* [ASSIGNMENT]: Retype the records exactly, with nothing added or dropped.

════════

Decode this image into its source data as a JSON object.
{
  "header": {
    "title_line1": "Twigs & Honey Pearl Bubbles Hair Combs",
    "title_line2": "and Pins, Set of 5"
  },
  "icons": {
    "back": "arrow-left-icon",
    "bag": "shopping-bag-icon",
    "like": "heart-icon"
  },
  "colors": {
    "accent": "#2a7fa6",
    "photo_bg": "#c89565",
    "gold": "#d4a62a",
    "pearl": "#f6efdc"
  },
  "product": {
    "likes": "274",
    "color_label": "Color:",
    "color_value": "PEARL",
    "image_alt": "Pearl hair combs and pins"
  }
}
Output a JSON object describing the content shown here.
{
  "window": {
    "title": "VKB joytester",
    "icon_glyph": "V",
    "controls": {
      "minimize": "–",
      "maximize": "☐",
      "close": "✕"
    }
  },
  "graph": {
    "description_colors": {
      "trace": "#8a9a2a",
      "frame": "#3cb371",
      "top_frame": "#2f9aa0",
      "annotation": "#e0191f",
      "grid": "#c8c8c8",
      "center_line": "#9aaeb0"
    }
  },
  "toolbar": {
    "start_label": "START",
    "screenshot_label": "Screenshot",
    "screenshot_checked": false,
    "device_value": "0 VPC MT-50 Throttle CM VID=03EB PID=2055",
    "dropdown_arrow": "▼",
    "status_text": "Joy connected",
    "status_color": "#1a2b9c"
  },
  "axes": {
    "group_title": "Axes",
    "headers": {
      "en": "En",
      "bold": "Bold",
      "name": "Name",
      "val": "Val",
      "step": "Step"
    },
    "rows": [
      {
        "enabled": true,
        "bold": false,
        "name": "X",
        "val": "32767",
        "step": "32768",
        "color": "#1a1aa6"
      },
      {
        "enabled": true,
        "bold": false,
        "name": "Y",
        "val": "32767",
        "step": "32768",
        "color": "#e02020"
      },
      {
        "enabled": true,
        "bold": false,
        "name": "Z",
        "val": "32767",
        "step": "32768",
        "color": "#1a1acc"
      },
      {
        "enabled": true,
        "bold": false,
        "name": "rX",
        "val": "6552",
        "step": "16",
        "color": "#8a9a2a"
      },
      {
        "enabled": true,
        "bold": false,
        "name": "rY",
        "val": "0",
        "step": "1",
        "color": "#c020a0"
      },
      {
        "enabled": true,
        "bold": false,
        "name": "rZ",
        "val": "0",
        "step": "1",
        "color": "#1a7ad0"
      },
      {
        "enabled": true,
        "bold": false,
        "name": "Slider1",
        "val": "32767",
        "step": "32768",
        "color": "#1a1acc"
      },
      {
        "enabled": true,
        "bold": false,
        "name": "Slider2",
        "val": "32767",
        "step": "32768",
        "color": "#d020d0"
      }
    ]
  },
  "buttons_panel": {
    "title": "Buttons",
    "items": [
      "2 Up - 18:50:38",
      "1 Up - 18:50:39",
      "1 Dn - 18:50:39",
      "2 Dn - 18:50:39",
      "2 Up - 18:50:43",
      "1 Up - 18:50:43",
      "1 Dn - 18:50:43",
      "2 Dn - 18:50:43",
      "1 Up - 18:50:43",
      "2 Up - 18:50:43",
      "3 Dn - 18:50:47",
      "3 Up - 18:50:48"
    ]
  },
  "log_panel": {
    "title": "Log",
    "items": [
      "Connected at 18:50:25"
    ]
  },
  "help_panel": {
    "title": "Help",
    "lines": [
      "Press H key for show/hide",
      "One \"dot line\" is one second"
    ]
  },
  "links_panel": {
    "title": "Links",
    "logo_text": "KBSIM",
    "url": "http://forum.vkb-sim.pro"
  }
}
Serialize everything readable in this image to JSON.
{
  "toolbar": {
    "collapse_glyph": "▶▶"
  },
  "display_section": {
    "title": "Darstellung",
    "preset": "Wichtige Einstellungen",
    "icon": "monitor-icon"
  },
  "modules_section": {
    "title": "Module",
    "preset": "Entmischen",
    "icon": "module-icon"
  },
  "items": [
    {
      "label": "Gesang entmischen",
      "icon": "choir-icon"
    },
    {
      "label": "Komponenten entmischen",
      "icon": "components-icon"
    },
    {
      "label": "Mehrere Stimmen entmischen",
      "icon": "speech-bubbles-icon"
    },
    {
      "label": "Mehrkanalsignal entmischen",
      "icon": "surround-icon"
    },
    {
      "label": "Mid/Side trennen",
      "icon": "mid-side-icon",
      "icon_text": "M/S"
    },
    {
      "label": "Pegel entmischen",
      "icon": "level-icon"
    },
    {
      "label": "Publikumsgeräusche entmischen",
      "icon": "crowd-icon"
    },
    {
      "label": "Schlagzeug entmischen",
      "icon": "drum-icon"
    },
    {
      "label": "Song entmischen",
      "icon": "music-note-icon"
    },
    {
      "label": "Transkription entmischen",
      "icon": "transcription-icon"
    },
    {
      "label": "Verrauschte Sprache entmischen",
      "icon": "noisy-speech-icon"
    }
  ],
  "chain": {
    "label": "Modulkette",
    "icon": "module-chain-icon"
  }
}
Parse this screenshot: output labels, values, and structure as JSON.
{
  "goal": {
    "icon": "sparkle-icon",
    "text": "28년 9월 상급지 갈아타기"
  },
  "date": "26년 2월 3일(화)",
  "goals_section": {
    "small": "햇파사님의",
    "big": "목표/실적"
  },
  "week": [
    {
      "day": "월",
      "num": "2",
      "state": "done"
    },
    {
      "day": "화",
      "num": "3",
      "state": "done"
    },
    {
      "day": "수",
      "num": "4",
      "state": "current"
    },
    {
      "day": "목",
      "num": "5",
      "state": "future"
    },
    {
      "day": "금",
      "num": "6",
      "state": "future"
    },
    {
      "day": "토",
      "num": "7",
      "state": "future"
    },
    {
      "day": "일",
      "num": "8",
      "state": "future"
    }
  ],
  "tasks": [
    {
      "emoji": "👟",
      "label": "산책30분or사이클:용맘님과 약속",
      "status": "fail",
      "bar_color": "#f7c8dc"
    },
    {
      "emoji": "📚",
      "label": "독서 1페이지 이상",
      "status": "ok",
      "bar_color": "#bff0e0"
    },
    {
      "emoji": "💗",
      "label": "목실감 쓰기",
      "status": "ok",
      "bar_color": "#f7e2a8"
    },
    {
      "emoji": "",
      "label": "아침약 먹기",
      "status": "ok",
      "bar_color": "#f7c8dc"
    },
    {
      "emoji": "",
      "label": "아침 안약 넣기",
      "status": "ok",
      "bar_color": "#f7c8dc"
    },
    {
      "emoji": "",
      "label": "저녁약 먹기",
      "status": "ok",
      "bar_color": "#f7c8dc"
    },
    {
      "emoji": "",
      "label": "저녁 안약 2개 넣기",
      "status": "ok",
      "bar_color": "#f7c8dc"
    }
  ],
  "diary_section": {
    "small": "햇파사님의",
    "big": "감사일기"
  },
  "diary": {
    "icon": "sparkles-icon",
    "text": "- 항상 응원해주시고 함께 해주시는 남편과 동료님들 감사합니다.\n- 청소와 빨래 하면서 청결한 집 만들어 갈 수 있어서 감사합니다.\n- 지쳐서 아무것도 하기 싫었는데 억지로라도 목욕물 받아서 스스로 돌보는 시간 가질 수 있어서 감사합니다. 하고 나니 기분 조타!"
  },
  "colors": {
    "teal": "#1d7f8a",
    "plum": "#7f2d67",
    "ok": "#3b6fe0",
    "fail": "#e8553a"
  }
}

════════

* [SOLUTION FOR THIS TASK]:
Decode this image into its source data as a JSON object.
{
  "header": {
    "title_line1": "Twigs & Honey Pearl Bubbles Hair Combs",
    "title_line2": "and Pins, Set of 5"
  },
  "icons": {
    "back": "arrow-left-icon",
    "bag": "shopping-bag-icon",
    "like": "heart-icon"
  },
  "colors": {
    "accent": "#2a7fa6",
    "photo_bg": "#c89565",
    "gold": "#d4a62a",
    "pearl": "#f6efdc"
  },
  "product": {
    "likes": "274",
    "color_label": "Color:",
    "color_value": "PEARL",
    "image_alt": "Pearl hair combs and pins"
  }
}
Output a JSON object describing the content shown here.
{
  "window": {
    "title": "VKB joytester",
    "icon_glyph": "V",
    "controls": {
      "minimize": "–",
      "maximize": "☐",
      "close": "✕"
    }
  },
  "graph": {
    "description_colors": {
      "trace": "#8a9a2a",
      "frame": "#3cb371",
      "top_frame": "#2f9aa0",
      "annotation": "#e0191f",
      "grid": "#c8c8c8",
      "center_line": "#9aaeb0"
    }
  },
  "toolbar": {
    "start_label": "START",
    "screenshot_label": "Screenshot",
    "screenshot_checked": false,
    "device_value": "0 VPC MT-50 Throttle CM VID=03EB PID=2055",
    "dropdown_arrow": "▼",
    "status_text": "Joy connected",
    "status_color": "#1a2b9c"
  },
  "axes": {
    "group_title": "Axes",
    "headers": {
      "en": "En",
      "bold": "Bold",
      "name": "Name",
      "val": "Val",
      "step": "Step"
    },
    "rows": [
      {
        "enabled": true,
        "bold": false,
        "name": "X",
        "val": "32767",
        "step": "32768",
        "color": "#1a1aa6"
      },
      {
        "enabled": true,
        "bold": false,
        "name": "Y",
        "val": "32767",
        "step": "32768",
        "color": "#e02020"
      },
      {
        "enabled": true,
        "bold": false,
        "name": "Z",
        "val": "32767",
        "step": "32768",
        "color": "#1a1acc"
      },
      {
        "enabled": true,
        "bold": false,
        "name": "rX",
        "val": "6552",
        "step": "16",
        "color": "#8a9a2a"
      },
      {
        "enabled": true,
        "bold": false,
        "name": "rY",
        "val": "0",
        "step": "1",
        "color": "#c020a0"
      },
      {
        "enabled": true,
        "bold": false,
        "name": "rZ",
        "val": "0",
        "step": "1",
        "color": "#1a7ad0"
      },
      {
        "enabled": true,
        "bold": false,
        "name": "Slider1",
        "val": "32767",
        "step": "32768",
        "color": "#1a1acc"
      },
      {
        "enabled": true,
        "bold": false,
        "name": "Slider2",
        "val": "32767",
        "step": "32768",
        "color": "#d020d0"
      }
    ]
  },
  "buttons_panel": {
    "title": "Buttons",
    "items": [
      "2 Up - 18:50:38",
      "1 Up - 18:50:39",
      "1 Dn - 18:50:39",
      "2 Dn - 18:50:39",
      "2 Up - 18:50:43",
      "1 Up - 18:50:43",
      "1 Dn - 18:50:43",
      "2 Dn - 18:50:43",
      "1 Up - 18:50:43",
      "2 Up - 18:50:43",
      "3 Dn - 18:50:47",
      "3 Up - 18:50:48"
    ]
  },
  "log_panel": {
    "title": "Log",
    "items": [
      "Connected at 18:50:25"
    ]
  },
  "help_panel": {
    "title": "Help",
    "lines": [
      "Press H key for show/hide",
      "One \"dot line\" is one second"
    ]
  },
  "links_panel": {
    "title": "Links",
    "logo_text": "KBSIM",
    "url": "http://forum.vkb-sim.pro"
  }
}
Serialize everything readable in this image to JSON.
{
  "toolbar": {
    "collapse_glyph": "▶▶"
  },
  "display_section": {
    "title": "Darstellung",
    "preset": "Wichtige Einstellungen",
    "icon": "monitor-icon"
  },
  "modules_section": {
    "title": "Module",
    "preset": "Entmischen",
    "icon": "module-icon"
  },
  "items": [
    {
      "label": "Gesang entmischen",
      "icon": "choir-icon"
    },
    {
      "label": "Komponenten entmischen",
      "icon": "components-icon"
    },
    {
      "label": "Mehrere Stimmen entmischen",
      "icon": "speech-bubbles-icon"
    },
    {
      "label": "Mehrkanalsignal entmischen",
      "icon": "surround-icon"
    },
    {
      "label": "Mid/Side trennen",
      "icon": "mid-side-icon",
      "icon_text": "M/S"
    },
    {
      "label": "Pegel entmischen",
      "icon": "level-icon"
    },
    {
      "label": "Publikumsgeräusche entmischen",
      "icon": "crowd-icon"
    },
    {
      "label": "Schlagzeug entmischen",
      "icon": "drum-icon"
    },
    {
      "label": "Song entmischen",
      "icon": "music-note-icon"
    },
    {
      "label": "Transkription entmischen",
      "icon": "transcription-icon"
    },
    {
      "label": "Verrauschte Sprache entmischen",
      "icon": "noisy-speech-icon"
    }
  ],
  "chain": {
    "label": "Modulkette",
    "icon": "module-chain-icon"
  }
}
Parse this screenshot: output labels, values, and structure as JSON.
{
  "goal": {
    "icon": "sparkle-icon",
    "text": "28년 9월 상급지 갈아타기"
  },
  "date": "26년 2월 3일(화)",
  "goals_section": {
    "small": "햇파사님의",
    "big": "목표/실적"
  },
  "week": [
    {
      "day": "월",
      "num": "2",
      "state": "done"
    },
    {
      "day": "화",
      "num": "3",
      "state": "done"
    },
    {
      "day": "수",
      "num": "4",
      "state": "current"
    },
    {
      "day": "목",
      "num": "5",
      "state": "future"
    },
    {
      "day": "금",
      "num": "6",
      "state": "future"
    },
    {
      "day": "토",
      "num": "7",
      "state": "future"
    },
    {
      "day": "일",
      "num": "8",
      "state": "future"
    }
  ],
  "tasks": [
    {
      "emoji": "👟",
      "label": "산책30분or사이클:용맘님과 약속",
      "status": "fail",
      "bar_color": "#f7c8dc"
    },
    {
      "emoji": "📚",
      "label": "독서 1페이지 이상",
      "status": "ok",
      "bar_color": "#bff0e0"
    },
    {
      "emoji": "💗",
      "label": "목실감 쓰기",
      "status": "ok",
      "bar_color": "#f7e2a8"
    },
    {
      "emoji": "",
      "label": "아침약 먹기",
      "status": "ok",
      "bar_color": "#f7c8dc"
    },
    {
      "emoji": "",
      "label": "아침 안약 넣기",
      "status": "ok",
      "bar_color": "#f7c8dc"
    },
    {
      "emoji": "",
      "label": "저녁약 먹기",
      "status": "ok",
      "bar_color": "#f7c8dc"
    },
    {
      "emoji": "",
      "label": "저녁 안약 2개 넣기",
      "status": "ok",
      "bar_color": "#f7c8dc"
    }
  ],
  "diary_section": {
    "small": "햇파사님의",
    "big": "감사일기"
  },
  "diary": {
    "icon": "sparkles-icon",
    "text": "- 항상 응원해주시고 함께 해주시는 남편과 동료님들 감사합니다.\n- 청소와 빨래 하면서 청결한 집 만들어 갈 수 있어서 감사합니다.\n- 지쳐서 아무것도 하기 싫었는데 억지로라도 목욕물 받아서 스스로 돌보는 시간 가질 수 있어서 감사합니다. 하고 나니 기분 조타!"
  },
  "colors": {
    "teal": "#1d7f8a",
    "plum": "#7f2d67",
    "ok": "#3b6fe0",
    "fail": "#e8553a"
  }
}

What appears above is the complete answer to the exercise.